The email conversation was between both their personal email accounts, over Clinton's private server, a fact that made Podesta unwilling to share sensitive terrorism information.
He told Clinton on August 19th 2014: "Yes and interesting but not for this channel."
Clinton's own rely was simply: "Got it."
During the same year, Clinton, revealed that she had deleted thousands of her emails, claiming that they were personal. But as WikiLeaks has exposed, even messages from her personal email account to other personal accounts, sometimes discussed US foreign policy. The American people may never know how much sensitive information was compromised by Clinton's actions, regarding her private email server.
A year later, in a message from Mr. Podesta in July 2015, he reveals that even one of her closest advisors was so concerned at Clinton's actions, that she wanted Clinton not to run for president at all.
President of the liberal think tank Center for American Progress and Clinton loyalist Neera Tanden, aggressively derided Clinton's decision to use a private server.
"Do we actually know who told Hillary she could use a private email? And has that person been drawn and quartered? Like whole thing is f*!king insane."
Tanden goes on to suggest that the decision to use a private server, against official regulations, is so dire, that it is worthy of torture.
"I repeat, why hasn't this person been drawn and quartered?

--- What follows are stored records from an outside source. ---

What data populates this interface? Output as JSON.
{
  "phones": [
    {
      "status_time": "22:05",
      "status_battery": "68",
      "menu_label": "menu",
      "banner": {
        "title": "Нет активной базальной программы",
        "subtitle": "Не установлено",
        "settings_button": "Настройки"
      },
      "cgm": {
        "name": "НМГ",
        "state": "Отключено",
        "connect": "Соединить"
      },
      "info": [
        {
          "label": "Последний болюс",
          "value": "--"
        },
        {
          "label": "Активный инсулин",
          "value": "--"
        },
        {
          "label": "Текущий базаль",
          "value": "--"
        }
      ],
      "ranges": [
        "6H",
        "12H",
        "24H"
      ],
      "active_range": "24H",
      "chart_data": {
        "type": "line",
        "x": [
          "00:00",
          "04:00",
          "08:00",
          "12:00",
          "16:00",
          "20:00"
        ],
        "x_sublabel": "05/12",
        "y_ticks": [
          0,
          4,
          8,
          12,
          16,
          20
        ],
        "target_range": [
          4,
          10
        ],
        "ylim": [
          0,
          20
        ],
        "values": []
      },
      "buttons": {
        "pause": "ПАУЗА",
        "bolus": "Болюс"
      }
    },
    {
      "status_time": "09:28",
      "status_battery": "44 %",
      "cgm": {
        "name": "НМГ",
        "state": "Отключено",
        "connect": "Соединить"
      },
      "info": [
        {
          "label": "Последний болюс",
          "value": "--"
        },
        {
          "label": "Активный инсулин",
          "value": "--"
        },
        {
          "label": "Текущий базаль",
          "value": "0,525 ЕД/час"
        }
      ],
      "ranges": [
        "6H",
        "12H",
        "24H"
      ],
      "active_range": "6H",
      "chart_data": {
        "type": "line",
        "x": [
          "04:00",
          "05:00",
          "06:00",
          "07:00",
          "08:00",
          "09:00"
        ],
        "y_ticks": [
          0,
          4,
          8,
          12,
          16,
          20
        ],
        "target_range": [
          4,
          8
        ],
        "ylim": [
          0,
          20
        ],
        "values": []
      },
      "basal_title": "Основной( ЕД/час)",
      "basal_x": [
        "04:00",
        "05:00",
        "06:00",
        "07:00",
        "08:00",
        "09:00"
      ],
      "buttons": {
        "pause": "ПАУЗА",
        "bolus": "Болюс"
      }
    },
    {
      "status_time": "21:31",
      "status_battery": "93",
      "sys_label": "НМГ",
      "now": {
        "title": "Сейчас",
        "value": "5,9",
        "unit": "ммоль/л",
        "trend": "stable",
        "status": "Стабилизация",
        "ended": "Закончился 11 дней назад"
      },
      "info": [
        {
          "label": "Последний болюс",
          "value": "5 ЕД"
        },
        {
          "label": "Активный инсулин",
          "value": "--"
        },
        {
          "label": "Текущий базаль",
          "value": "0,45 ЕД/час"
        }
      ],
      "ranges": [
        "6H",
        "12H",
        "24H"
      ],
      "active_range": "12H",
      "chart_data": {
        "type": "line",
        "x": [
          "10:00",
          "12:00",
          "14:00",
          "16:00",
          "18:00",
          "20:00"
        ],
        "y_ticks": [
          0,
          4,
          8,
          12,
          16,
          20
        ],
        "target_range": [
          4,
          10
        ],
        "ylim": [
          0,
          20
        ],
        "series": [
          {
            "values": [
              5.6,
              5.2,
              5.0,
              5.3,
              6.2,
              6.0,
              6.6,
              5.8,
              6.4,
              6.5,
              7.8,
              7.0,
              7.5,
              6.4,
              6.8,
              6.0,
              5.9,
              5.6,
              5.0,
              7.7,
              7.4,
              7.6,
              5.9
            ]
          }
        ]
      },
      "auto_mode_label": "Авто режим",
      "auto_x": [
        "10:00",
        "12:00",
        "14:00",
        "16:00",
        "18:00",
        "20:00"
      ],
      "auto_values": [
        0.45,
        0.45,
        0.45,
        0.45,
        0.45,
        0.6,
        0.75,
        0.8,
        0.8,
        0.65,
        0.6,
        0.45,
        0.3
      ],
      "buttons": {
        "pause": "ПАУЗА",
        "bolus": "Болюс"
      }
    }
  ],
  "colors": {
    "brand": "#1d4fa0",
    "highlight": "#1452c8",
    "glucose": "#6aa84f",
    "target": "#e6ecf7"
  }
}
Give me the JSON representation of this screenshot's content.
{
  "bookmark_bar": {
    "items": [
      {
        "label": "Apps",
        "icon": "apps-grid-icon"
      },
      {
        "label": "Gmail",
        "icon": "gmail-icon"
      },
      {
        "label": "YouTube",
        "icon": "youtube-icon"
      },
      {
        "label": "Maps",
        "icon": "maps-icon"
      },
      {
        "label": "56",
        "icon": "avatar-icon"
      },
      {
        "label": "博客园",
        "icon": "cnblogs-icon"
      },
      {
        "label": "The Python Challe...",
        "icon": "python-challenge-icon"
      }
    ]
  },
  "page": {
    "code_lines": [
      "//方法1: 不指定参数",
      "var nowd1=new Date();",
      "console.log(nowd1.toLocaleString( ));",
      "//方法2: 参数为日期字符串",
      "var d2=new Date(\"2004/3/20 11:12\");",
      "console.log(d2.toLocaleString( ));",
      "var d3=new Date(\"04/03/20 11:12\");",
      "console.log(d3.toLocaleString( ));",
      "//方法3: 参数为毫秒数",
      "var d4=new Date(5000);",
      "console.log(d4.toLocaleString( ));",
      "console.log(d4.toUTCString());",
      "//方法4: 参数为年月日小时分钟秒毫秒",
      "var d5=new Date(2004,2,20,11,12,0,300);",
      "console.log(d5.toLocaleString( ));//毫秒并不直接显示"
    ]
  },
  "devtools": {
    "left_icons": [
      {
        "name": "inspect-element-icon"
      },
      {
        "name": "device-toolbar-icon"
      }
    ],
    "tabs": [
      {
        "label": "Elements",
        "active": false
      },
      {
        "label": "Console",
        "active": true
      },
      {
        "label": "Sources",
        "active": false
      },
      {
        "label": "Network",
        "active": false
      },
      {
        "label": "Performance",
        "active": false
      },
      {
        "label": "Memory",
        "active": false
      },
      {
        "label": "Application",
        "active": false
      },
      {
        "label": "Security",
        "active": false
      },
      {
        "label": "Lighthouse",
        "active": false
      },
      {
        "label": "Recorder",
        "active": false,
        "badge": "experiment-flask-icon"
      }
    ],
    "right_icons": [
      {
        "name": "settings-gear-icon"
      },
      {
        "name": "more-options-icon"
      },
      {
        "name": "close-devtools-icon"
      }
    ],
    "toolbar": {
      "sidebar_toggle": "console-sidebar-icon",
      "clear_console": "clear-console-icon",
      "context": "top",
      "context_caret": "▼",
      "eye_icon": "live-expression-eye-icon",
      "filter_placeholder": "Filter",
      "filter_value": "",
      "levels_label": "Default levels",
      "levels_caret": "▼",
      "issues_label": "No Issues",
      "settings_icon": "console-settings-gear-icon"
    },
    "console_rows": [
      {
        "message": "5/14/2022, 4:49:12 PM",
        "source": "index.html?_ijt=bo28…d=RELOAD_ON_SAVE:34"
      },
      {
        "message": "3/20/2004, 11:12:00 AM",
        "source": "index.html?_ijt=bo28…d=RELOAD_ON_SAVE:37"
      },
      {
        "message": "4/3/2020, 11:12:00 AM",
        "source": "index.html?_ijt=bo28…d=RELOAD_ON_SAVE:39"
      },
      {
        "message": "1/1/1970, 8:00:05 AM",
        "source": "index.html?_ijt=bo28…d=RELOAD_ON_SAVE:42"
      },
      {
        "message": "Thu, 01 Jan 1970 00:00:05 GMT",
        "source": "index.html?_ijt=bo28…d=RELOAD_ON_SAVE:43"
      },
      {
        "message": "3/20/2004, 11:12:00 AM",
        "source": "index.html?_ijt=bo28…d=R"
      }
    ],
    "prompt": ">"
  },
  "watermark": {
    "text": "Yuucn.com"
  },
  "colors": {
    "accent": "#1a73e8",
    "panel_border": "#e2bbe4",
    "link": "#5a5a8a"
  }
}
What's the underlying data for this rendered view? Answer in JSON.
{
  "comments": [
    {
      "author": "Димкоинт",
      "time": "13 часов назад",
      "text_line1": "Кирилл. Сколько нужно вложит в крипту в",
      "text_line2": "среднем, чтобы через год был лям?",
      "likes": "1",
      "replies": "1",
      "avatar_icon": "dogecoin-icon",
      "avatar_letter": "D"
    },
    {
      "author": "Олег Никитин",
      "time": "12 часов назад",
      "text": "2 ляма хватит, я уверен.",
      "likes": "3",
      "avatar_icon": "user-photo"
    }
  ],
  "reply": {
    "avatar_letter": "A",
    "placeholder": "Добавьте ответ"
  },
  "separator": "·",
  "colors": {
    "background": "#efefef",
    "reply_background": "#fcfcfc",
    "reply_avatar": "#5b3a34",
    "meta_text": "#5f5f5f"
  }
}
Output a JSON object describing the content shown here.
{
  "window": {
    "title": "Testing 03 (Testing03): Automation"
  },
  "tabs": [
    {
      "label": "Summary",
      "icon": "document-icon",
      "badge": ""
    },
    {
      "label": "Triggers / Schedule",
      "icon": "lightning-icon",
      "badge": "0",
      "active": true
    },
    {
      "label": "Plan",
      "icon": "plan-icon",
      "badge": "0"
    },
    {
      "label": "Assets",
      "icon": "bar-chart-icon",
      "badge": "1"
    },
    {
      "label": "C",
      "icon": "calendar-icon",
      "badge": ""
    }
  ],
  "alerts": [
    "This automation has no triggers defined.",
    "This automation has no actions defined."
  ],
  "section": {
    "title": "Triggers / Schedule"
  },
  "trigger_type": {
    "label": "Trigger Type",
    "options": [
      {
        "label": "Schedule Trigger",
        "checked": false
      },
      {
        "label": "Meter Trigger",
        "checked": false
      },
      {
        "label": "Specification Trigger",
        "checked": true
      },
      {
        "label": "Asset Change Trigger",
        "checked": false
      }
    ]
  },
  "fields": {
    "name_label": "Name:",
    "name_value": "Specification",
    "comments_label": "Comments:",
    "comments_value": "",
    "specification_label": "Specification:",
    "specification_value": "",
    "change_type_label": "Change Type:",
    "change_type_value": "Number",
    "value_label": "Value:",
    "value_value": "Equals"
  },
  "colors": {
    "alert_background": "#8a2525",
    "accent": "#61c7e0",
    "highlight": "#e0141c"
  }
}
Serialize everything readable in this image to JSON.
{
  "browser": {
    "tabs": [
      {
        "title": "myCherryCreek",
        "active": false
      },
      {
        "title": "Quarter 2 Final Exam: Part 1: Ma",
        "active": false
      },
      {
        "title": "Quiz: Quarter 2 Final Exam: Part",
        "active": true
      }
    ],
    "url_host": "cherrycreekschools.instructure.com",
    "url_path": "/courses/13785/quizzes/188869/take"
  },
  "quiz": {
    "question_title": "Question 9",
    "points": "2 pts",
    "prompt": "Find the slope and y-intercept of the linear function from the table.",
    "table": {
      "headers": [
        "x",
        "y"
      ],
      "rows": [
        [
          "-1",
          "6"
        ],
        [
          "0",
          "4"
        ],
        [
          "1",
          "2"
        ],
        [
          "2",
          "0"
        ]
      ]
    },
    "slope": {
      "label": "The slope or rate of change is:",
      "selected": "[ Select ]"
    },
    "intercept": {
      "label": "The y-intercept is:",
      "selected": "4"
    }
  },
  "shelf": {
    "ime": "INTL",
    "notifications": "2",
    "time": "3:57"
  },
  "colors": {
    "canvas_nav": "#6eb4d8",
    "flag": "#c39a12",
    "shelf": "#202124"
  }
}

"I'm reading wolf hall. There is something to be said for the power of torture."
Whether in jest or not, the comment reveals the extent of the angry frustration that Clinton's own inner circle felt over some of her key decisions.
John Podesta replies to Tanden with the pithy observation: "At least we now know why Cheryl didn't want her to run." 'Cheryl', refers to Cheryl Mills, Clinton's long time aide, who served as Clinton's chief of staff at the State Department.
In the latest twist, WikiLeaks has revealed that they were subject of a cyberattack, just hours after releasing this latest batch of emails from the Clinton campaign.
On Monday morning, WikiLeaks issued a statement saying:
"WikiLeaks.org was down briefly. That's rare. We're investigating. Our email publication servers are under a targeted DoS attack since releasing #DNCLeak2."
Previously, Wikileaks founder Julian Assange has claimed that "DC establishment" supporters have attempted to disrupt WikiLeaks' operations via cyber-attack in the past. Assange said his leaks have "whipped up a crazed hornets' nest atmosphere" within the Clinton campaign.
It's not yet clear who was responsible for the cyberattack.
However, it seems that whether Mrs. Clinton wins or loses the fast approaching US election, she still has many unanswered questions over her email scandal: questions that will continue to overshadow her future contributions to US politics.